Iran is one of the cradles of our civilizations: the Persian Empire shaped the early history of mankind. It is famous for its craftsmanship, its architecture, tile work, its unparalleled Persian carpets and literature to name a few areas. No wonder that nowadays the level of education is so high.
Like so often when we talk about our traveling the question “Isn’t it dangerous to travel there?” pops up. Iran was no exception, on the contrary! Iran has a reputation of supporting terrorism, the land of fanatic ayatollahs where women are forced under the chador, not to mention the endless media coverage about Iran’s nuclear program. We did not believe a minute that it would be dangerous, just the opposite. And it proved to be one of the safest countries we have traveled.
During our two weeks travel through Iran in April 2014 we discovered an amazing country, far away from the clichÉs. What we found were fabulous cultural treasures, probably the friendliest people we have ever met, a highly modern society, and… a country very easy and safe to travel, even though it is still really Off The Beaten Track.
- The people - Iranians simply redefine friendliness and hospitality!
- Esfahan - with its stunning Islamic architecture, many of those jewels frame the square Maydan-e-Imam; the string of so very green parks and Julfa, the Armenian Quarter that invites for strolls, day and night
- Qom, Iran’s (second) Vatican - Both Fatima’s Holy Shrine and Jamkaran Mosque are spectacular. And no, this city is not THAT conservative…
- Persepolis and the tombs of the Achaemenidean Kings Cyrius, Darius & Xerxes
- The diversity of highlights in and around Yazd, a place where you should plan enough time
- Visiting traditional houses in Kashan
- The Bazaar of Shiraz
- Amazing opportunities for photographers: Iranians are eager to pose for photos, even with complete strangers; astonishing architecture; illuminated buildings in the evening
What Will We Especially Remember?
- Getting our picture taken with groups of students (mostly girls) at every place we visited. We had never been so high in demand!
- Being approached by complete (very friendly) strangers on the street, on buses, trains who would greet us, ask about our home country and sometimes involve us in lengthy conversations providing a great insight into the every day life of Iranians
- In public Iranian women wear a chador or a “Manteau” (a short, light frock that can be very colorful). In northern Teheran and in Esfahan women sometimes looked stunning by the way they dressed!
- Cab drivers who turned into friendly guides, in Esfahan and in Qom. We also had those who overcharged us, big city boys in Teheran, but that was an absolute exception.
- If shoes are an important part of a woman’s outfit in the western world, it is the headscarf and the purse in Iran. Surprisingly though many elegantly dressed women wear sport shoes.
- Iran is no party destination (you cannot legally purchase alcohol and clubs do not exist) like Southeast Asia, where young people travel in throngs. In Iran they are the very exception, even among the few (who) tourists travel independently.
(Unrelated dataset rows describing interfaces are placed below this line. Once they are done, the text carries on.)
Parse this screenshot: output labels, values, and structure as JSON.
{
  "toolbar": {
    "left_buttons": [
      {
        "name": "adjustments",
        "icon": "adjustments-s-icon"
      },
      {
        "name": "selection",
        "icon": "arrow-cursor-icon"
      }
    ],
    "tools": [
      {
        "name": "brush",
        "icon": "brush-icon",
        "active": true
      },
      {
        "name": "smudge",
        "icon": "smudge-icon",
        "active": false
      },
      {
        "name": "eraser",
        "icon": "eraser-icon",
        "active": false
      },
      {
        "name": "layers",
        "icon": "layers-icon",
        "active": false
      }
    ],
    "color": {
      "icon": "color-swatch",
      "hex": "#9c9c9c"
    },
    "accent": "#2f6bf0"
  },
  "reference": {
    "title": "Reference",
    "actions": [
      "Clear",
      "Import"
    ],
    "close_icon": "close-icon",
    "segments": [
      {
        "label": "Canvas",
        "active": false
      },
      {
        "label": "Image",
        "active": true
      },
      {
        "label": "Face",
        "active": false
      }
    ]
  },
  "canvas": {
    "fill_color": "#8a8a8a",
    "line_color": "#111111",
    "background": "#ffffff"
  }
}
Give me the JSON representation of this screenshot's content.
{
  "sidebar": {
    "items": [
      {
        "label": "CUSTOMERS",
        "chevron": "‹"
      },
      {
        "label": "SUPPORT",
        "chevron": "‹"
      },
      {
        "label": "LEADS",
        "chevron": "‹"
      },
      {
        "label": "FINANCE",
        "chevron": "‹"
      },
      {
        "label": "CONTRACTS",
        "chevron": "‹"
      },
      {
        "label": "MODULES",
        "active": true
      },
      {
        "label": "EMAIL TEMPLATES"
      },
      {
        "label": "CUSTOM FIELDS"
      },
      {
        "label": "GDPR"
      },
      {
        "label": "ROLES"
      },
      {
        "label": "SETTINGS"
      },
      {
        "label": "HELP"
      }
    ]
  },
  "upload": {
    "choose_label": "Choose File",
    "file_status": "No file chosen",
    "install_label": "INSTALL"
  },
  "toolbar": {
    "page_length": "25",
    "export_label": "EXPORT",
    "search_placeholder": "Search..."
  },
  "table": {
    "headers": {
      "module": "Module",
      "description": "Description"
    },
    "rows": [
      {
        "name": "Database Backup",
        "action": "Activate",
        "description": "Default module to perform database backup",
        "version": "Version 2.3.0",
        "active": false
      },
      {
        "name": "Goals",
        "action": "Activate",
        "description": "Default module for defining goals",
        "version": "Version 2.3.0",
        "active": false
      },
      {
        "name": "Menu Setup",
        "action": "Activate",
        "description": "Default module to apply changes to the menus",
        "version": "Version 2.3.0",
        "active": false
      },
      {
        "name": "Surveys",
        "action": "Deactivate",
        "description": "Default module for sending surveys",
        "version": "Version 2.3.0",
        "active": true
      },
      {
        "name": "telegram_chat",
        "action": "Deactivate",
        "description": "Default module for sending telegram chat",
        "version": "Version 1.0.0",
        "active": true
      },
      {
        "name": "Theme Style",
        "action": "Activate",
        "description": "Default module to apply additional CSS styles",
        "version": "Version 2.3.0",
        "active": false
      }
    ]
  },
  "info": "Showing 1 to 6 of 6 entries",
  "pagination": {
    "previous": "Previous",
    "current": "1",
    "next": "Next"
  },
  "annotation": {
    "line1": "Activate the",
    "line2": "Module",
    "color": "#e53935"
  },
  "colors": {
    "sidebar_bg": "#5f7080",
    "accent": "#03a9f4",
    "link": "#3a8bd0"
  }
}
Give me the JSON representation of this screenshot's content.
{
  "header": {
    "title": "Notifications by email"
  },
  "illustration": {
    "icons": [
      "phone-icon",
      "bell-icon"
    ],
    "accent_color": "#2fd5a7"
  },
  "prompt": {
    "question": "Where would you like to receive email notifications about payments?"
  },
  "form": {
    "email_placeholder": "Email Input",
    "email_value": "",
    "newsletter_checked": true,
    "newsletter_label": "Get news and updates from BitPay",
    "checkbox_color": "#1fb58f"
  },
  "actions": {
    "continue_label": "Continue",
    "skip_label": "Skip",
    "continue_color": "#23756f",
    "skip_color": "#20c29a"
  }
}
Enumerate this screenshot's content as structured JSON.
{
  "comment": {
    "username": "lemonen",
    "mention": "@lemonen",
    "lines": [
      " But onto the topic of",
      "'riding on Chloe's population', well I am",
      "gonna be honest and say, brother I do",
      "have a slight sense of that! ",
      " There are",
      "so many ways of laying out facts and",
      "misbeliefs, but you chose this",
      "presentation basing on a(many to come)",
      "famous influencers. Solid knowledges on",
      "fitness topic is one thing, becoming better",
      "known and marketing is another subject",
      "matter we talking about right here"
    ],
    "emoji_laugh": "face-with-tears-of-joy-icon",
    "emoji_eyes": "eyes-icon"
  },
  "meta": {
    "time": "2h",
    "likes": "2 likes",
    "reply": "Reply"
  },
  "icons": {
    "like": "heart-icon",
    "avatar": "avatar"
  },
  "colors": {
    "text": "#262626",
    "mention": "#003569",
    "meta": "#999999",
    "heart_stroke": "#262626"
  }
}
The majority of the tour groups are made up of retirees.
All in all, this trip was fairly easy to organize, especially considering how few people travel to Iran individually. The vast majority of tourists travel with an organized tour. Organizing a Visa was straightforward. Iran is very easy and safe to travel. The main question that arose before departure was what kind of clothes Heidi should take. Actually, as it turned out we spent way too many thoughts on this subject. Funnily, all the female tourists we talked to had worried about that as well. Quite easy actually: baggy pants, a shirt that covers your hips and bum, sleeves should reach to the elbow, very little cleavage, very short scarf - otherwise most of it is wrapped around your neck and drives you crazy, especially in the heat. You are set, not matter where, in rural areas or in urban areas!
All in all, we strongly recommend overcoming prejudices against this beautiful country and going there soon, before tourism has picked up dramatically and things have changed in depth.